- about 960 000 in the 1970s
- about 1.1 million in the 1980s
- over 900 000 in the 1990s
- over 1.2 million between 2000 and 2010.
The highest number of settlers to arrive in any one year since World War II was 185 099 in 1969–70. The lowest number in any one year was 52 752 in 1975–76.
Today, one in four of Australia's 22 million people were born outside Australia. Since July 2009, New Zealand has been the major source country for settlers.
The number of settlers arriving in Australia between July 2010 and June 2011 totalled 127 460. They came from more than 200 countries. Most were born in one of the following four countries:
- New Zealand (20.2 percent)
- China (11.5 percent)
- United Kingdom (8.6 percent)
- India (8.3 percent).
Globalisation has resulted in a major flow of people who often do not intend to stay in Australia permanently, therefore, migration has become increasingly circular and temporary in nature.
|Year||Settler arrival numbers||Net permanent migration|
|1998–1999||84 100||49 000|
|1999–2000||92 300||51 200|
|2000–2001||107 400||60 800|
|2001–2002||88 900||40 700|
|2002–2003||93 900||43 500|
|2003–2004||111 600||52 500|
|2004–2005||123 400||60 800|
|2005–2006||131 600||63 700|
|2006–2007||140 100||68 000|
|2007–2008||149 400||72 400|
|2008–2009||158 021||77 000|
|2009–2010||140 610||54 300|
|2010–2011||127 460||39 000|

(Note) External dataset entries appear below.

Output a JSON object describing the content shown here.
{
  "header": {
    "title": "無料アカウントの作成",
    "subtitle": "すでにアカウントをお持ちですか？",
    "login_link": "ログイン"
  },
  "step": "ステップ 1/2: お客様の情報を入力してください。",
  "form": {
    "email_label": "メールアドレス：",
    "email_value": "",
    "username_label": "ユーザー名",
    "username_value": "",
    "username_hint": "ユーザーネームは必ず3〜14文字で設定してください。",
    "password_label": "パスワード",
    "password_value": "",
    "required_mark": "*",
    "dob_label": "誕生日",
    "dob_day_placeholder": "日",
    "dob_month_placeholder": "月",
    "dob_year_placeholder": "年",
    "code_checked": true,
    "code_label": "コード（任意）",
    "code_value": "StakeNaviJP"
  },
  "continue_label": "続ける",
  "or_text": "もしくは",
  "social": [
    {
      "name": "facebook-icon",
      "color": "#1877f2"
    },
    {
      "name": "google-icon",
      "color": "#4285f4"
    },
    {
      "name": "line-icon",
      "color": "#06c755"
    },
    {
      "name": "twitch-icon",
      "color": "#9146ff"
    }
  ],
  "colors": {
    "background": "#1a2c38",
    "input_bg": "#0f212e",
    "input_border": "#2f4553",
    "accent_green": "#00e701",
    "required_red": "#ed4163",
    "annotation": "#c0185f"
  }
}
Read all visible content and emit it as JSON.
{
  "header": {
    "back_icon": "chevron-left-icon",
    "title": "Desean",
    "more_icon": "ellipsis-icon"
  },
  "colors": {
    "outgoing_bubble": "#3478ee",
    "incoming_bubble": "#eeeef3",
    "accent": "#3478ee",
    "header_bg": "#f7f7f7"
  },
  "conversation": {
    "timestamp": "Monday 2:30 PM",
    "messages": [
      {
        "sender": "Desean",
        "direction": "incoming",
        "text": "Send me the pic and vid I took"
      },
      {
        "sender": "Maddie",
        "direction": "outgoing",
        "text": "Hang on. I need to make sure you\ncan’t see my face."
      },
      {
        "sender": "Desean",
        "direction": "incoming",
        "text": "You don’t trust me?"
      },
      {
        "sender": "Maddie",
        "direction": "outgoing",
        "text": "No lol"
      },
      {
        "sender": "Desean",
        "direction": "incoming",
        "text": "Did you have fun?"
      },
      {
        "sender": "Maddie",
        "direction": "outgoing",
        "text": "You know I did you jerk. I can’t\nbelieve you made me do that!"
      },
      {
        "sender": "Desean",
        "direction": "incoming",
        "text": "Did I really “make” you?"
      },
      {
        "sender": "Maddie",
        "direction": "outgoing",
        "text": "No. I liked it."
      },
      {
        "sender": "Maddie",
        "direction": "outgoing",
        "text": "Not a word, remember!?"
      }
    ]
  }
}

Source: overseas arrivals and departures
Settler arrivals by region of birth between July 2010 and June 2011
|Region of birth||Arrivals||% Variation|
|Oceania and Antarctica||29 614||37.0|
|North Africa and the Middle East||9 508||-8.0|
|South East Asia||17 938||-12.8|
|North East Asia||18 813||-11.5|
|Southern Asia||18 348||-26.3|
|Central Asia||1 909||19.0|
|Northern America||2 245||-3.8|
|South and Central America and the Caribbean||1 754||-27.3|
|Sub-Saharan Africa||9 471||-30.2|
|Supplementary country codes||904||11.5|
|Not stated/not elsewhere included||18||-33.3|
|Grand total||127 458||-9.4|
July 2010 to June 2011 settler arrivals, by country of birth
|Country of birth||Arrivals||% Variation|
|New Zealand||25 772||42.2|
|China (excludes SARs and Taiwan)||14 611||-12.2|
|United Kingdom||10 944||-29.6|
|South Africa||4 752||-33.6|
|Sri Lanka||3 225||-27.4|
By way of comparison: settler arrivals by region of birth for 2000–01
|Region of birth||Arrivals||% of total|
|Oceania and Antarctica||30 134||28.1|
|North Africa and the Middle East||6 942||6.5|
|South East Asia||13 798||12.9|
|North East Asia||14 881||13.9|
|Southern Asia||10 816||10.1|
|Northern America||1 949||1.8|
|South and Central America and the Caribbean||833||0.8|
|Sub-Saharan Africa||8 316||7.7|
|Supplementary – country codes||788||0.7|
At 30 September 2011, the estimated population for Australia was 22.69 million. This is an annual increase of 319 600 people and a population growth rate of 1.4 percent. There has been a sudden decline from the peak growth rate of 2.2 percent for the year ending 31 December 2008, followed by a steady decline until 31 December 2010 after which it has remained steady at 1.4 percent.
Population growth has two components:
- Natural increase (the excess of births over deaths)
- Net migration to Australia (net permanent and long-term migration to Australia plus adjustments for changes in traveller duration intention).
The graph below shows the contributions of natural growth and net migration to Australia's population growth between 2007 and 2011.
Source: Australian Demographic Statistics, September 2011 (ABS Cat 3101.0)
The number of places available in the Migration Program for 2012–13 is 190 000, which is 5000 more than the 2011–12 planning level. Of the 5000 places, 3400 are allocated to the Skilled stream. This is to help meet the demand for skilled migrants.
The Family stream has increased to 60 185 places. This is an increase of 1585 places from the 2011–12 program year. Most of this increase will be in the uncapped Child and Partner visa categories to help keep families together.
See: Fact Sheet 20 – Migration Program Planning Levels
Previous Migration Program planning levels:
|Migration program||Places available|
Migration Program as a percentage of Australia’s population
While the size of the 2012–13 Migration Program is the largest program delivered, it remains consistent with the longer-term average.
The graph below shows the Migration Program intakes since the 1950s in proportion to the population of Australia.